• **TASK PROMPT**:
Everything in the records below must be repeated exactly, except the pictures.

• **DATASET**:
----

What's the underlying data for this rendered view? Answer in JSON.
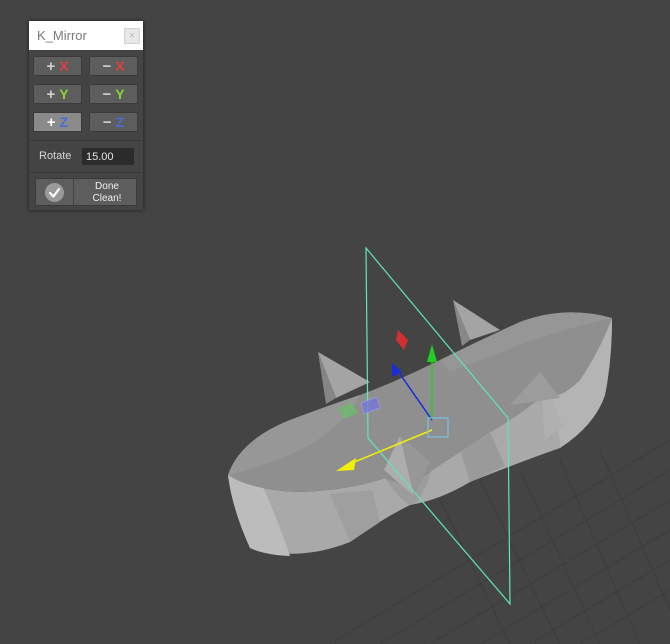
{
  "panel": {
    "title": "K_Mirror",
    "close_glyph": "×",
    "mirror_buttons": [
      {
        "sign": "+",
        "axis": "X",
        "active": false
      },
      {
        "sign": "−",
        "axis": "X",
        "active": false
      },
      {
        "sign": "+",
        "axis": "Y",
        "active": false
      },
      {
        "sign": "−",
        "axis": "Y",
        "active": false
      },
      {
        "sign": "+",
        "axis": "Z",
        "active": true
      },
      {
        "sign": "−",
        "axis": "Z",
        "active": false
      }
    ],
    "rotate_label": "Rotate",
    "rotate_value": "15.00",
    "done_line1": "Done",
    "done_line2": "Clean!",
    "done_icon": "check-icon"
  },
  "viewport": {
    "background": "#444444",
    "grid_color": "#3b3b3b",
    "mesh_color": "#8e8e8e",
    "mirror_plane_color": "#5fe8b0",
    "manipulator_colors": {
      "x": "#d03030",
      "y": "#22cc22",
      "z": "#1a2cd8",
      "free": "#f2f200",
      "center": "#7ac4e0"
    }
  }
}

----

• **ANSWER TO THE PROBLEM**:
What's the underlying data for this rendered view? Answer in JSON.
{
  "panel": {
    "title": "K_Mirror",
    "close_glyph": "×",
    "mirror_buttons": [
      {
        "sign": "+",
        "axis": "X",
        "active": false
      },
      {
        "sign": "−",
        "axis": "X",
        "active": false
      },
      {
        "sign": "+",
        "axis": "Y",
        "active": false
      },
      {
        "sign": "−",
        "axis": "Y",
        "active": false
      },
      {
        "sign": "+",
        "axis": "Z",
        "active": true
      },
      {
        "sign": "−",
        "axis": "Z",
        "active": false
      }
    ],
    "rotate_label": "Rotate",
    "rotate_value": "15.00",
    "done_line1": "Done",
    "done_line2": "Clean!",
    "done_icon": "check-icon"
  },
  "viewport": {
    "background": "#444444",
    "grid_color": "#3b3b3b",
    "mesh_color": "#8e8e8e",
    "mirror_plane_color": "#5fe8b0",
    "manipulator_colors": {
      "x": "#d03030",
      "y": "#22cc22",
      "z": "#1a2cd8",
      "free": "#f2f200",
      "center": "#7ac4e0"
    }
  }
}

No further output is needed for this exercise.